The owner of the largest trove of artifacts salvaged from the Titanic is putting the vast collection up for auction as a single lot in 2012, the 100th anniversary of the world's most famous shipwreck.
More than 5,500 items including fine china, ship fittings and portions of hull that were recovered from the ocean liner have an estimated value of $189 million, according to Premier Exhibitions Inc., parent of RMS Titanic Inc. -- the Titanic's court-approved salvor.
The auction is scheduled for April 1 by Guernsey's, a New York City auction house, according to filings by Premier Exhibitions Inc. with the Securities and Exchange Commission. Results of the auction won't be announced until April 15, the date a century ago the Titanic sank on its maiden voyage after striking an iceberg.
The auction is subject to approval by a federal judge in Virginia.
The Titanic treasures were amassed during seven perilous trips to the wreck, which rests about 2 1/2 miles below the ocean surface in the North Atlantic. More than 1,500 of the 2,228 passengers and crew died.
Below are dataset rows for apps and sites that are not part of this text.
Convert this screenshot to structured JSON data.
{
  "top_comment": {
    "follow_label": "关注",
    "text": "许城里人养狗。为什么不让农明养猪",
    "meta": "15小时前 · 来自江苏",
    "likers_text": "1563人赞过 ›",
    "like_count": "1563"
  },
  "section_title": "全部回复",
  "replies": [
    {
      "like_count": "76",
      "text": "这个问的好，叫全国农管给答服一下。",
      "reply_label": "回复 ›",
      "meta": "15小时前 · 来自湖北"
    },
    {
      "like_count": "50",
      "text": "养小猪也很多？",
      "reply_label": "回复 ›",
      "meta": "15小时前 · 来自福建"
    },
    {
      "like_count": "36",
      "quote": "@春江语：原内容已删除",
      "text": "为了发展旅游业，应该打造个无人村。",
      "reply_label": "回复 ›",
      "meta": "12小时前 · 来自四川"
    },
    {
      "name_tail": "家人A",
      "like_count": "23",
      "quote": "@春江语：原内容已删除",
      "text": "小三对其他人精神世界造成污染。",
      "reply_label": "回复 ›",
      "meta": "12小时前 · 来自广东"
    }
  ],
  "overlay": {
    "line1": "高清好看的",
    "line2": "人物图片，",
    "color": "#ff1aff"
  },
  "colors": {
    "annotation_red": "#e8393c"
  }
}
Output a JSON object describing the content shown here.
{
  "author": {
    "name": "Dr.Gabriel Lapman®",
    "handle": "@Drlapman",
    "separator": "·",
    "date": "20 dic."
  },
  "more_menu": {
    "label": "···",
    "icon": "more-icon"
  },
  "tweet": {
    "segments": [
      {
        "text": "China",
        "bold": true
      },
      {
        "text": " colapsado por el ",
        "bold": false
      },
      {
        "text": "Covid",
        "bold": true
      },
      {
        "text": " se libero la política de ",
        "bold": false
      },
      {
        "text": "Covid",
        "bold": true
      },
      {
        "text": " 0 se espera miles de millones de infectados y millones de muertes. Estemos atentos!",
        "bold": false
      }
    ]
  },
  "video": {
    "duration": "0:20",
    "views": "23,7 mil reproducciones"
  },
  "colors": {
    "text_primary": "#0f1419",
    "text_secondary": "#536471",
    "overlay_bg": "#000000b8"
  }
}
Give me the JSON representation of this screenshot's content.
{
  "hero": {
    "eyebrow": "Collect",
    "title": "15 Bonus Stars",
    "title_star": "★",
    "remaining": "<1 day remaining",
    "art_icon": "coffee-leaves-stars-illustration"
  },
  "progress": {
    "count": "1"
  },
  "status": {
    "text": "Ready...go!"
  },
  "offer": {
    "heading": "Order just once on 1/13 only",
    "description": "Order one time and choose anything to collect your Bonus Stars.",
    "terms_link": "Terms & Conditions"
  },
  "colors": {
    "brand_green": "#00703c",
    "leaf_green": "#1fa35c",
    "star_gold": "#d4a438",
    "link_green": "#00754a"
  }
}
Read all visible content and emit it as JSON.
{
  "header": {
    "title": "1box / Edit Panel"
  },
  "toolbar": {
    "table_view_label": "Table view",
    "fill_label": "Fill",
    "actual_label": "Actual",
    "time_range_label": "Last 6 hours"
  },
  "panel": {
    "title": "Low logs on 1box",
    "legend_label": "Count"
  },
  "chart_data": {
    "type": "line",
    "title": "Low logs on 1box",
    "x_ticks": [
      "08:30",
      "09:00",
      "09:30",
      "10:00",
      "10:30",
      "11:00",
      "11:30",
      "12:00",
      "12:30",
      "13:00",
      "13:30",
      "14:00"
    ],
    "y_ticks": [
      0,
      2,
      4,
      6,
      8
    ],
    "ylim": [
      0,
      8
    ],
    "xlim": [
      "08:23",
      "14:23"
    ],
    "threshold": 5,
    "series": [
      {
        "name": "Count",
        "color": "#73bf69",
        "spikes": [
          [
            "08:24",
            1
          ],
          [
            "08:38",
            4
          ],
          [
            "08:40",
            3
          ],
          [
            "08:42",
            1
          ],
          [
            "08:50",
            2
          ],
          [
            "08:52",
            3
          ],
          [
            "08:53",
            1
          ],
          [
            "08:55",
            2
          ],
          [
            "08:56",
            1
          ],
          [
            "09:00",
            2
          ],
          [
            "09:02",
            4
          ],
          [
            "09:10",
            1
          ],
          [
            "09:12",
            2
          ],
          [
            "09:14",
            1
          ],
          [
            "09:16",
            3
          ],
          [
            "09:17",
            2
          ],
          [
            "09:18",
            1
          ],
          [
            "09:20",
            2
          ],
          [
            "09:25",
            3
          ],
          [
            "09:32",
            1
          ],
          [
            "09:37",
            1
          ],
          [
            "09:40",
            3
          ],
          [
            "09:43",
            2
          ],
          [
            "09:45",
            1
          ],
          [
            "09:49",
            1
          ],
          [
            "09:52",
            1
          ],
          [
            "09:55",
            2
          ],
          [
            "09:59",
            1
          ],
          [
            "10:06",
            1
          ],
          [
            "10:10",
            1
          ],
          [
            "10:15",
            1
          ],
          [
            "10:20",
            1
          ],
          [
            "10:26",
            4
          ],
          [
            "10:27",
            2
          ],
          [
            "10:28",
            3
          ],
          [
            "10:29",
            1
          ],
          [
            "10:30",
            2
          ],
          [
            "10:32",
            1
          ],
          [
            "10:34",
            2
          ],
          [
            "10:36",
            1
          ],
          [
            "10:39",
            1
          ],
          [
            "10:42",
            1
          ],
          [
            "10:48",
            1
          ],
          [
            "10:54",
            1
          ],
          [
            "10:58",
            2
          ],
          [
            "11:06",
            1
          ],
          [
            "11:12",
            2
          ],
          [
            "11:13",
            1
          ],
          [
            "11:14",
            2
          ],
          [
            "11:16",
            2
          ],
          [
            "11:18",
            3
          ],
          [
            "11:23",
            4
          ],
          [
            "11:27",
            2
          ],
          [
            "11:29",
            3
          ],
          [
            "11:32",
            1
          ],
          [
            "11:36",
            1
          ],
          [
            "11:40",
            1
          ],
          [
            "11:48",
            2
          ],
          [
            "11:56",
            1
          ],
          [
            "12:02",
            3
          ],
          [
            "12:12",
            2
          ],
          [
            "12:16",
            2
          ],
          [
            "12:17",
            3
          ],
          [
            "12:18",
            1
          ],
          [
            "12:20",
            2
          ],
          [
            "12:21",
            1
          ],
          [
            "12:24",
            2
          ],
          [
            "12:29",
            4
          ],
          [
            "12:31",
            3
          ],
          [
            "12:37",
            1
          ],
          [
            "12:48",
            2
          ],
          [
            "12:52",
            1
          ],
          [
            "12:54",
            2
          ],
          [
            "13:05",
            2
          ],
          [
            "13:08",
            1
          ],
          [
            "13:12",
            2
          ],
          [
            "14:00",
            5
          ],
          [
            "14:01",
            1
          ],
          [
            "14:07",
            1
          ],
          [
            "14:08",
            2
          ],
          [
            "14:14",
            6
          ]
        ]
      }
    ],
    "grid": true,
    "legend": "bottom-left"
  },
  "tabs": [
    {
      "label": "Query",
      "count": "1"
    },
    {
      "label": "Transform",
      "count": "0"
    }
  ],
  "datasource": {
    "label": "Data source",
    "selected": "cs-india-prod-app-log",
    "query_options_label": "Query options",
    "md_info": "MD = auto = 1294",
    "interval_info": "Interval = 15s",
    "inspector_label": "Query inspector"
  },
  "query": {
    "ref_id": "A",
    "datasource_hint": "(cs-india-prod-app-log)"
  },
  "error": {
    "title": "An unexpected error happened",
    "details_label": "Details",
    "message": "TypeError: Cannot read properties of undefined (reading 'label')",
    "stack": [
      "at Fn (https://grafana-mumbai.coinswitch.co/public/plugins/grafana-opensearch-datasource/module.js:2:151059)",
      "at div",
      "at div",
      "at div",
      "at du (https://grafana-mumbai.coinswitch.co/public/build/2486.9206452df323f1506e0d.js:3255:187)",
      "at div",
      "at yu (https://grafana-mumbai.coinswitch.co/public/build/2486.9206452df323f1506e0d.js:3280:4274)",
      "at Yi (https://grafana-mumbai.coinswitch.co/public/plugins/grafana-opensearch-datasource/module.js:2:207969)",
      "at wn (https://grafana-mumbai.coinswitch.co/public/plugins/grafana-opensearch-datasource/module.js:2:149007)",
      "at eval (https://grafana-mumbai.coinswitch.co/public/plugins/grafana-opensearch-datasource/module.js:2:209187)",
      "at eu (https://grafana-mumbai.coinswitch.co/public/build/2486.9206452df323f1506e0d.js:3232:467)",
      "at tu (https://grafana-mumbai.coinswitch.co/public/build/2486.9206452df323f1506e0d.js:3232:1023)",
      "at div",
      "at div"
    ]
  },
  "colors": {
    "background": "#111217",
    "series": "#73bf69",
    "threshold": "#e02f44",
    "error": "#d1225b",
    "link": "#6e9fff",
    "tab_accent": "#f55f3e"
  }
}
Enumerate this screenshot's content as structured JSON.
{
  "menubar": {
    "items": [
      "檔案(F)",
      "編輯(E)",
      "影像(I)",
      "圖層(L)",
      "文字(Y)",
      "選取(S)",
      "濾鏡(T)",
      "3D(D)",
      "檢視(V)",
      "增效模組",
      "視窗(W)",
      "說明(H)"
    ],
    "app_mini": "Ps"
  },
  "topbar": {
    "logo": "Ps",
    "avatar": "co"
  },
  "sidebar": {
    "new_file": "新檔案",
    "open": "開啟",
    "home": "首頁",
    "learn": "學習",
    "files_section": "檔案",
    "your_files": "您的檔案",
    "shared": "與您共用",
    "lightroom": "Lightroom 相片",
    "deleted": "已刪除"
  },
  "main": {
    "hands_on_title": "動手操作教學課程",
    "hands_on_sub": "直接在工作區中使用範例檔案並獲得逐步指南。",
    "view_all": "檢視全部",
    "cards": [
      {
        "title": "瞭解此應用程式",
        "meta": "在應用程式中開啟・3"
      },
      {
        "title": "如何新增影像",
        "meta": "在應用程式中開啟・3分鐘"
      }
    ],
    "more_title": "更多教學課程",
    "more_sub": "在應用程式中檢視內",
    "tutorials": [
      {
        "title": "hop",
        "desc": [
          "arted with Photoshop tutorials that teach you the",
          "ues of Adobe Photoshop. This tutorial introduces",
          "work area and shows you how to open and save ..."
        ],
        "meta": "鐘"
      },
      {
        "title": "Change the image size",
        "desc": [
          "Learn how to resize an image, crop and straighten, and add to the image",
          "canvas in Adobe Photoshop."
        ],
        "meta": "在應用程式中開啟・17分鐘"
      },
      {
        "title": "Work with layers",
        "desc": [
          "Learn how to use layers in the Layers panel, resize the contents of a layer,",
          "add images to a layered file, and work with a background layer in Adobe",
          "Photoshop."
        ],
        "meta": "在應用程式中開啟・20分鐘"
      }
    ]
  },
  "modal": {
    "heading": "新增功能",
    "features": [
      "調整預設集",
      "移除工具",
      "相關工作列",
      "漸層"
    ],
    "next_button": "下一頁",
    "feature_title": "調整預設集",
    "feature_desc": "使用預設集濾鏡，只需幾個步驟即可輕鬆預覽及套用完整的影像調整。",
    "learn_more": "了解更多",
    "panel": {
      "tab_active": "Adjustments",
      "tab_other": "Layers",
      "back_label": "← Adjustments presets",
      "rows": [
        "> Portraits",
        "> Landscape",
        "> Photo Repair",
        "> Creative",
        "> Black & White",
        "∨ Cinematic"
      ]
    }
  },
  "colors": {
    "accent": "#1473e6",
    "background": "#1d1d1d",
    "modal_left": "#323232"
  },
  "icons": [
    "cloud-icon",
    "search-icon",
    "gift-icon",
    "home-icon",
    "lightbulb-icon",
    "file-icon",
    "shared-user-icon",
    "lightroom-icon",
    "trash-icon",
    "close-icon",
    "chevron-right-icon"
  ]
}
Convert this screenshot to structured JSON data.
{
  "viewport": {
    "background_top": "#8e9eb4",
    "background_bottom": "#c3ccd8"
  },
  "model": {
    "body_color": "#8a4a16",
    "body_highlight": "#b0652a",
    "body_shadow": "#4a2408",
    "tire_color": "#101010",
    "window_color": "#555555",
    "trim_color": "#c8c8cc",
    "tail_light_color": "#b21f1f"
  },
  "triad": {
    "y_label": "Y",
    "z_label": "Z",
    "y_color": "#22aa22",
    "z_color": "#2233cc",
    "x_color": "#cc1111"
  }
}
An international team led by oceanographer Robert Ballard located the wreckage in 1985, about 400 miles off Newfoundland.
U.S. District Judge Rebecca Beach Smith, who has overseen the case from her Norfolk courtroom, has ruled that RMS Titanic has title to the artifacts and was entitled to full compensation for them. She has not determined how RMS Titanic will be compensated.
Smith, a maritime jurist who has called the Titanic an "international treasure," has approved covenants and conditions that the company previously worked out with the federal government, including a prohibition against selling the collection piecemeal.
The conditions, which accompanied a 2010 ruling, also require RMS to make the artifacts available "to present and future generations for public display and exhibition, historical review, scientific and scholarly research, and educational purposes."
Atlanta-based Premier Exhibitions has been displaying the Titanic artifacts in exhibitions around the world. The items include personal belongings of passengers, such as perfume from a manufacturer who was traveling to New York to sell his samples.
Premier has acknowledged that any future owner of the Titanic treasures must abide by the covenants and conditions.
In accordance with court's conditions, "The property will be sold as a complete collection and offered for sale as one lot," Guernsey's wrote in its SEC filing, which outlines the terms of the auction. The auction house's commission is 8 percent of a successful bid.
In 2010, RMS Titanic collaborated with some of the world's leading experts in the most technologically advanced expedition to the Titanic, undertaking the first comprehensive mapping survey of the vessel with 3-D imagery from bow to stern.